## Exercise details
Go through the data below and copy each line where the word "Potatoes" occurs.
---------- Dataset content
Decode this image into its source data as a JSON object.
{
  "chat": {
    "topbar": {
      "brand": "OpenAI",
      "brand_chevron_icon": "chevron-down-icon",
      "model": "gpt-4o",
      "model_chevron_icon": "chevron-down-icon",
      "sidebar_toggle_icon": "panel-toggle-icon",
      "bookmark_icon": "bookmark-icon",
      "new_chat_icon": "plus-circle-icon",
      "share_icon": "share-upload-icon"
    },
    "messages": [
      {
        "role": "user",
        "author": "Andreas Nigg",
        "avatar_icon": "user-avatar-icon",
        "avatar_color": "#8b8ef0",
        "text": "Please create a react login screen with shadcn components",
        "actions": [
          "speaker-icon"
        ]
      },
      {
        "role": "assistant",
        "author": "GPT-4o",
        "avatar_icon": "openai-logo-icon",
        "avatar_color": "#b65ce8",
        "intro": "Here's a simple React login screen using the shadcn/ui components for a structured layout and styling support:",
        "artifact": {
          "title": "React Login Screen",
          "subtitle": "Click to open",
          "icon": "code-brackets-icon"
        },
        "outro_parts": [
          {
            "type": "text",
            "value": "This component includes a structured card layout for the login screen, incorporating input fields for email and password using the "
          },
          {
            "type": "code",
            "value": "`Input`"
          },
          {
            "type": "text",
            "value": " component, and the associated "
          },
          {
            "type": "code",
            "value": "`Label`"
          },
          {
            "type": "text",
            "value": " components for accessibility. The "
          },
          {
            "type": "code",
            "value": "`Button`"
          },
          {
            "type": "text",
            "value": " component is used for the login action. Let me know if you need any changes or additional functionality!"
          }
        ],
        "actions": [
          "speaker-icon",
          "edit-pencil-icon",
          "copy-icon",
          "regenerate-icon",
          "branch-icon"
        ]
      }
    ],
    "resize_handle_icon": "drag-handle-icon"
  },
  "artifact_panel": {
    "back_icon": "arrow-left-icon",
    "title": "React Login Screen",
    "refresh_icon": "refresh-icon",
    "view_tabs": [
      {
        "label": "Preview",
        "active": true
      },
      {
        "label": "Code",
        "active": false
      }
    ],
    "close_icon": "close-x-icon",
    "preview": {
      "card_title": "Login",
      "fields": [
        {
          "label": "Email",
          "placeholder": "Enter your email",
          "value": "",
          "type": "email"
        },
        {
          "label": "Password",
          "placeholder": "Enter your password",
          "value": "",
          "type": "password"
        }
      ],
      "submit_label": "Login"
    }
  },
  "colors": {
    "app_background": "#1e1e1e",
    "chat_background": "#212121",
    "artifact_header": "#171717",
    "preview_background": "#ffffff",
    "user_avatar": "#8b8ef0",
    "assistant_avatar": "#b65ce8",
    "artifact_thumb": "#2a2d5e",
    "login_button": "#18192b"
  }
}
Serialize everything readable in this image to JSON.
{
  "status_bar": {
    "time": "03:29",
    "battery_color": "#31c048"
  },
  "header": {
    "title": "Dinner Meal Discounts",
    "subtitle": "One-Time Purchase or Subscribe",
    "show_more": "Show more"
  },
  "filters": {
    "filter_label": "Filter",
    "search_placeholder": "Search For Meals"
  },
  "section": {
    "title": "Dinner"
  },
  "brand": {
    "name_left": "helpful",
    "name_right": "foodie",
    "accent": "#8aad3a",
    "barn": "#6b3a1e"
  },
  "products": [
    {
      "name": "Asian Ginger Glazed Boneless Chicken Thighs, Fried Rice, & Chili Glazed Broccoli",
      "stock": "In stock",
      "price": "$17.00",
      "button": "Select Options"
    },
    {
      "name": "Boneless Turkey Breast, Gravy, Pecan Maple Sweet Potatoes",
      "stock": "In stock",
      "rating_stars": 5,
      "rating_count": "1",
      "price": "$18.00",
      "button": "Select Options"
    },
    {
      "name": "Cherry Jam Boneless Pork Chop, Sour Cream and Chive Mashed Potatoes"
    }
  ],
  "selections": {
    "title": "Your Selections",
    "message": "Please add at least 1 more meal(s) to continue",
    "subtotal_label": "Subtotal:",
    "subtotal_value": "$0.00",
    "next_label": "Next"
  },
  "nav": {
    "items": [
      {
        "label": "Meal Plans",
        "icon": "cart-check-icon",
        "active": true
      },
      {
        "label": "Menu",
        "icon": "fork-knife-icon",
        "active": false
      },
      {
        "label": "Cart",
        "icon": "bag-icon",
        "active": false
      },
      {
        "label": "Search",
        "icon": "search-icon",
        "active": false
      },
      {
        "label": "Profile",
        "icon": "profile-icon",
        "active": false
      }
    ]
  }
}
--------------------
## Result for this exercise
      "name": "Boneless Turkey Breast, Gravy, Pecan Maple Sweet Potatoes",
      "name": "Cherry Jam Boneless Pork Chop, Sour Cream and Chive Mashed Potatoes"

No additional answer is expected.